• _Activity_: Could you count the lines in the data that contain "Cookies"? Reply with the number only.

== Data for processing

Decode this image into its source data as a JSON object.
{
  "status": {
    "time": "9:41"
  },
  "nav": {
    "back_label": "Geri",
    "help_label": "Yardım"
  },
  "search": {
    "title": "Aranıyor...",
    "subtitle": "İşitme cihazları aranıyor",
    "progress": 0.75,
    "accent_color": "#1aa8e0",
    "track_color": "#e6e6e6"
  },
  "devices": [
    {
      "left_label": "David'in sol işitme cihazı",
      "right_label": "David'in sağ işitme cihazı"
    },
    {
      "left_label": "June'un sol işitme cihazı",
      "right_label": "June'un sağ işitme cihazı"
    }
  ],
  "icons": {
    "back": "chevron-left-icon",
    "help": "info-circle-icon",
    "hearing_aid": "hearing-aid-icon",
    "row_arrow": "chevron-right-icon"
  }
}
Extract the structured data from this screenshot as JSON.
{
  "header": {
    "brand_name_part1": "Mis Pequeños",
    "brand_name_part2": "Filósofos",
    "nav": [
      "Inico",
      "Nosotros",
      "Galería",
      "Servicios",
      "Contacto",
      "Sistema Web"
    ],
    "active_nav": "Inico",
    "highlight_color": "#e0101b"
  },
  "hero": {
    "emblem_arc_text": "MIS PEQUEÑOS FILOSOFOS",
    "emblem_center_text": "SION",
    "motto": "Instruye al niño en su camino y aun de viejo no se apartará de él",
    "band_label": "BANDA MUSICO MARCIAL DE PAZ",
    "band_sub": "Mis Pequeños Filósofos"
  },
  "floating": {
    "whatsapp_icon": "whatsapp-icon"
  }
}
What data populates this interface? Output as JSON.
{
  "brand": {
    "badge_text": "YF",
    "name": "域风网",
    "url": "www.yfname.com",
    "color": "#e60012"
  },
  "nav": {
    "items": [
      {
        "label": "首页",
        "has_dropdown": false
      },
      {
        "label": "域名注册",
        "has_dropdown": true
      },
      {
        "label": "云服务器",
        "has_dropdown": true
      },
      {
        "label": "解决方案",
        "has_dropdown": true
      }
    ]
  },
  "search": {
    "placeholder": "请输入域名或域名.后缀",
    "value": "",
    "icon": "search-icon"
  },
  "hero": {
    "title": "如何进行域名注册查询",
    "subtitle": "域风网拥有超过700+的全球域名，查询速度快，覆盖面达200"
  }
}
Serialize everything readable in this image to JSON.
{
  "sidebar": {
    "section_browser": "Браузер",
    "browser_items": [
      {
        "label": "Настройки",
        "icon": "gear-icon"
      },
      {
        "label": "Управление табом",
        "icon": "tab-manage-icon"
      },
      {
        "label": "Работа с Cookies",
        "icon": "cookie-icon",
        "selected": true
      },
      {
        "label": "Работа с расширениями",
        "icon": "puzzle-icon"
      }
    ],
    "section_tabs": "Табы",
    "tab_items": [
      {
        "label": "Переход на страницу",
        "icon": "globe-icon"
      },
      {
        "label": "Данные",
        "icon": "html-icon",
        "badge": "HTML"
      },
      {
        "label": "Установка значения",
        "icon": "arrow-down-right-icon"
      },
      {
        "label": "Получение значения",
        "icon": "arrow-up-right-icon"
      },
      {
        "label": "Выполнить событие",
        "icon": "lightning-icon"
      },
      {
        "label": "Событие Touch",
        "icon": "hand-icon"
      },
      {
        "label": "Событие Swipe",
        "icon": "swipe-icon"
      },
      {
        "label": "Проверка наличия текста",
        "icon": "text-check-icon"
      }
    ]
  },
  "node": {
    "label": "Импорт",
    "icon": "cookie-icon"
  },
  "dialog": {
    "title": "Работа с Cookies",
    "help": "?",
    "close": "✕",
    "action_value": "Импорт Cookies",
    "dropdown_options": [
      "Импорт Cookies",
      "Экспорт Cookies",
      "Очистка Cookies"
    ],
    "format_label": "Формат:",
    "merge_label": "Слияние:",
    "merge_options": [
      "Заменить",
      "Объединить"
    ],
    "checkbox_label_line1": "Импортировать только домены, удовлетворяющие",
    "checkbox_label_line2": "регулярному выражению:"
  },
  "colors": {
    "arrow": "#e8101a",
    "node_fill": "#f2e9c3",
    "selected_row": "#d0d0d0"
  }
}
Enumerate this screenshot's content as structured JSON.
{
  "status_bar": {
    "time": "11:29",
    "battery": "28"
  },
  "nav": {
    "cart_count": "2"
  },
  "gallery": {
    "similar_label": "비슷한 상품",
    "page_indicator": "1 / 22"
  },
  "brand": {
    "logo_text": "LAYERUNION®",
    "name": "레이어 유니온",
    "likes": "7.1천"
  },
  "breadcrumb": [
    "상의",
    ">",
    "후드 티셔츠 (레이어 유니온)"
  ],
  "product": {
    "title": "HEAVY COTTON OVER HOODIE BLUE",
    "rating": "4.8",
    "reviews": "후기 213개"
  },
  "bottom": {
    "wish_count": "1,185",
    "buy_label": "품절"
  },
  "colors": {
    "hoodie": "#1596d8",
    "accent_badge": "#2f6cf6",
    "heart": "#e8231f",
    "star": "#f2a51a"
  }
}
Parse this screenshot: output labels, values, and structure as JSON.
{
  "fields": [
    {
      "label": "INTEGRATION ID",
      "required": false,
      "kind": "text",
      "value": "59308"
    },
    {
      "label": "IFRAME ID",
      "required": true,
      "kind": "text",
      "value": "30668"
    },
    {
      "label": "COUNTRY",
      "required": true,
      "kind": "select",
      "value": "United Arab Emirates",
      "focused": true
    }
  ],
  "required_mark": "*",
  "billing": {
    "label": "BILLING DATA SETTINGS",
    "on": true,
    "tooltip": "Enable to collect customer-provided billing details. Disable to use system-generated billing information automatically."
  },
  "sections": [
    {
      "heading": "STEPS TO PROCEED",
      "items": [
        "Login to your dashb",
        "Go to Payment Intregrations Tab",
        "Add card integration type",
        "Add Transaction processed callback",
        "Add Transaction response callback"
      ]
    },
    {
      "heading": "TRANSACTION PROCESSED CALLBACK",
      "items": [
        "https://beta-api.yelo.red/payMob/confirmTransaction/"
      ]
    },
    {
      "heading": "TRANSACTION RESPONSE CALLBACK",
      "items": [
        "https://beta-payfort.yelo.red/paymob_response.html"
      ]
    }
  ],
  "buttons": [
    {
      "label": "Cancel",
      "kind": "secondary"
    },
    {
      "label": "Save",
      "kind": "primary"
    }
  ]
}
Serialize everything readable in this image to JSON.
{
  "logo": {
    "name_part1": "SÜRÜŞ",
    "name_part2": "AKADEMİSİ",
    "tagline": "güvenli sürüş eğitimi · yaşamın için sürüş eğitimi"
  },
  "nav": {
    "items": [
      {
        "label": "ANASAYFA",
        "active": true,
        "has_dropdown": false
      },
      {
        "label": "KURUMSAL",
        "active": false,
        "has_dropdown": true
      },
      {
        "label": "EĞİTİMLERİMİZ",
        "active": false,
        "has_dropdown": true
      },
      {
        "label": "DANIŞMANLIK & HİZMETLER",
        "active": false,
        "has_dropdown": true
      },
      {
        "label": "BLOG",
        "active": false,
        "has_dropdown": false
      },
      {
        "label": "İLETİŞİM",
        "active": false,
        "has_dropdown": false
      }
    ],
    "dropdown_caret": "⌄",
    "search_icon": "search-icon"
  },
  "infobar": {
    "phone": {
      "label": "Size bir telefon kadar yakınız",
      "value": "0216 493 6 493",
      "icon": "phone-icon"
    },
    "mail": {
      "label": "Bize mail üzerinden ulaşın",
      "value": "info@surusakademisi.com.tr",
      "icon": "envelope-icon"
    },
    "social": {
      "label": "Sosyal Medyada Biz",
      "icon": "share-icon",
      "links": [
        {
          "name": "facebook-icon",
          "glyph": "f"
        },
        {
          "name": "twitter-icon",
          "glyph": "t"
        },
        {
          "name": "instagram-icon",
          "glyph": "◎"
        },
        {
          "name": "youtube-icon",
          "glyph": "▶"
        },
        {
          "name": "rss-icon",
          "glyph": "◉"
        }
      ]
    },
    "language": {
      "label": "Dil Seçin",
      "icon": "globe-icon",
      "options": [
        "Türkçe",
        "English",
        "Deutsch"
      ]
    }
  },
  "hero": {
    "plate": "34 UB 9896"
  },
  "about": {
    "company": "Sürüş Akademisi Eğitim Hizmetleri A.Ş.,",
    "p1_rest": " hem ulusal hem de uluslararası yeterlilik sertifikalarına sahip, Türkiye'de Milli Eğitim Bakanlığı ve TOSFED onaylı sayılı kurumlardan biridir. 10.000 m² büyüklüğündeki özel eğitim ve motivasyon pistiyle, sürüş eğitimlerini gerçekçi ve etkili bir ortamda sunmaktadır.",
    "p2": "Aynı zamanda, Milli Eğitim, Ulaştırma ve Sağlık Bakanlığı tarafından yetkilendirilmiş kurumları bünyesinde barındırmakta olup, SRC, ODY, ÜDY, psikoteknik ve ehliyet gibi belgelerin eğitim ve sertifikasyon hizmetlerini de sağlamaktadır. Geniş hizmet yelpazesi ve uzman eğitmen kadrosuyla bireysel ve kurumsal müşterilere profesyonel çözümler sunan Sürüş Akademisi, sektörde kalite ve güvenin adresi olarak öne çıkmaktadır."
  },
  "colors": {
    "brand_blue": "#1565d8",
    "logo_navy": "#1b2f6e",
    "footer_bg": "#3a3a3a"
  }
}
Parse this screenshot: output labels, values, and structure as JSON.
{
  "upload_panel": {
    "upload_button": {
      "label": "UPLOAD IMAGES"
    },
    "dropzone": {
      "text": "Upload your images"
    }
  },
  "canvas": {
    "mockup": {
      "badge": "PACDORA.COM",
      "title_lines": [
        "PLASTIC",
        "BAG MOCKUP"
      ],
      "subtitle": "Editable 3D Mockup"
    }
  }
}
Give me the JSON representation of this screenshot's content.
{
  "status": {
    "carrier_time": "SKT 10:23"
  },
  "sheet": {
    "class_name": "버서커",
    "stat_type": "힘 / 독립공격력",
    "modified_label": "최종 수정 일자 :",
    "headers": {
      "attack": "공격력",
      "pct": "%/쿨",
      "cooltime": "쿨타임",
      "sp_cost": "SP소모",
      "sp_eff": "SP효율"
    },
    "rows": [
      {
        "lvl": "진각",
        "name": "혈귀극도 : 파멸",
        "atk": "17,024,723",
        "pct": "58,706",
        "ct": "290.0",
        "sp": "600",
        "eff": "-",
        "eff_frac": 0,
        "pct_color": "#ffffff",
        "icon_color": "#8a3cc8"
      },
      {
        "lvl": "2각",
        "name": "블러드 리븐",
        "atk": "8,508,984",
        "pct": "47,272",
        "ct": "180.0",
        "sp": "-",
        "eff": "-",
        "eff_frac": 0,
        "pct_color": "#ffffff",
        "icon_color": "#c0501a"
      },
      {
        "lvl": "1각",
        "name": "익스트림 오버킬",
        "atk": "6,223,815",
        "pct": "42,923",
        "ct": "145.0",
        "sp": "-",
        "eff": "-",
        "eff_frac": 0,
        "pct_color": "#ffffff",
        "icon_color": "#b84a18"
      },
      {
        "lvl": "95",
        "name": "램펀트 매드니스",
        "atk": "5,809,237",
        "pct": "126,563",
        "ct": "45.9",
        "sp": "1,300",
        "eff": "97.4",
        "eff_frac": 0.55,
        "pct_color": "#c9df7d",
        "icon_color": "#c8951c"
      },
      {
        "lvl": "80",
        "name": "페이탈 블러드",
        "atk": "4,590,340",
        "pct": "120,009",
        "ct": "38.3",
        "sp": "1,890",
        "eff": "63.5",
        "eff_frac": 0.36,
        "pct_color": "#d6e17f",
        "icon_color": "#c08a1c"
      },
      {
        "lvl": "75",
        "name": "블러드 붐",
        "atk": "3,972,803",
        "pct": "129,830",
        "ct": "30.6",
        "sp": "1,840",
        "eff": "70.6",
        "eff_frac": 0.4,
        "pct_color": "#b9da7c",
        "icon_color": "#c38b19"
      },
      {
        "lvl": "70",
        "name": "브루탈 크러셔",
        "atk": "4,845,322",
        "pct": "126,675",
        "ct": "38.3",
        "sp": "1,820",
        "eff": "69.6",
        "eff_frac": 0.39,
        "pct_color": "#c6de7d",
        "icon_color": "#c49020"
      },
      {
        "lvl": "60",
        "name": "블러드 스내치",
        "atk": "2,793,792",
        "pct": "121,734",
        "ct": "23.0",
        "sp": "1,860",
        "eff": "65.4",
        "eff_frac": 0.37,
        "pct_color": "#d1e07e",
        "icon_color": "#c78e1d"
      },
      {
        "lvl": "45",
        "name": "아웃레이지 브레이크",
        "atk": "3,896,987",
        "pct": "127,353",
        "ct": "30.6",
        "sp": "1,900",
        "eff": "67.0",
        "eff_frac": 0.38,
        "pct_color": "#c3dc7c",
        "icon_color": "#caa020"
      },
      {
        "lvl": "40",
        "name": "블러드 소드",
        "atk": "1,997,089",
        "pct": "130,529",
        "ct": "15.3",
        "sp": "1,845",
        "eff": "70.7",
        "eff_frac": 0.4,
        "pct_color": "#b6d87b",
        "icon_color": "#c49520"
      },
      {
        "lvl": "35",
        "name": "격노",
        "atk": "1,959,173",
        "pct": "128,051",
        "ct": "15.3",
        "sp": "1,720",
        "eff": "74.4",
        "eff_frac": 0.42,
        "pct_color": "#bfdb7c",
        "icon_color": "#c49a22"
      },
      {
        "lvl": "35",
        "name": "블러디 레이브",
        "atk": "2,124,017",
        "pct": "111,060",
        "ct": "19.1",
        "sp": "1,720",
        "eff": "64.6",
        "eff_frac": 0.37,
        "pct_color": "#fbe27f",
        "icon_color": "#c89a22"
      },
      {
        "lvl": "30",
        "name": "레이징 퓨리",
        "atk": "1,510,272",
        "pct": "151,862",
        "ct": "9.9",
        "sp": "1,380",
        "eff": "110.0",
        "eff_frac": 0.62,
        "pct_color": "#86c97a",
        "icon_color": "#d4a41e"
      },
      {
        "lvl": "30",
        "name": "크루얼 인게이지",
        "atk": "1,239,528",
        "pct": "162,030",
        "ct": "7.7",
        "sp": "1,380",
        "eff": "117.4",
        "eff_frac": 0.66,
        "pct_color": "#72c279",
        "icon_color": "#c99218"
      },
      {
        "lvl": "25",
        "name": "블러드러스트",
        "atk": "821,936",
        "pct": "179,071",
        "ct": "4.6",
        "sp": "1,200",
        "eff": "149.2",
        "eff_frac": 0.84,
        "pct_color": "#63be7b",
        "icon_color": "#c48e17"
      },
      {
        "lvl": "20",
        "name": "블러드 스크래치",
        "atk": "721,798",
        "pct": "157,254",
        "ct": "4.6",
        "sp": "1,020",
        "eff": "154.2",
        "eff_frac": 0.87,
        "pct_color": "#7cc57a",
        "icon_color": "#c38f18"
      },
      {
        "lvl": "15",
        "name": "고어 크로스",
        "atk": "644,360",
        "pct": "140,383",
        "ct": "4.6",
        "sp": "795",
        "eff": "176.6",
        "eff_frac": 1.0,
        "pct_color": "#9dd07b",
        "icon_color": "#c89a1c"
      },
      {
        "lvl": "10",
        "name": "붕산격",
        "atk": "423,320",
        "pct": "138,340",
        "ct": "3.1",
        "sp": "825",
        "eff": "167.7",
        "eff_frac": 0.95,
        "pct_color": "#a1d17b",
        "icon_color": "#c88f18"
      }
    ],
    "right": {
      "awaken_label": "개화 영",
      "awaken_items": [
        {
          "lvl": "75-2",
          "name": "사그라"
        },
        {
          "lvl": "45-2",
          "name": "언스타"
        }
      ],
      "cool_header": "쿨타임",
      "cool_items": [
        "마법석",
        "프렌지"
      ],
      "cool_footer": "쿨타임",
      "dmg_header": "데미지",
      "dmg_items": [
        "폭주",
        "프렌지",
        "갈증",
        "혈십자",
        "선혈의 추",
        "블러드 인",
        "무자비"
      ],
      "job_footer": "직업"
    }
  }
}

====

• _Task result_: 6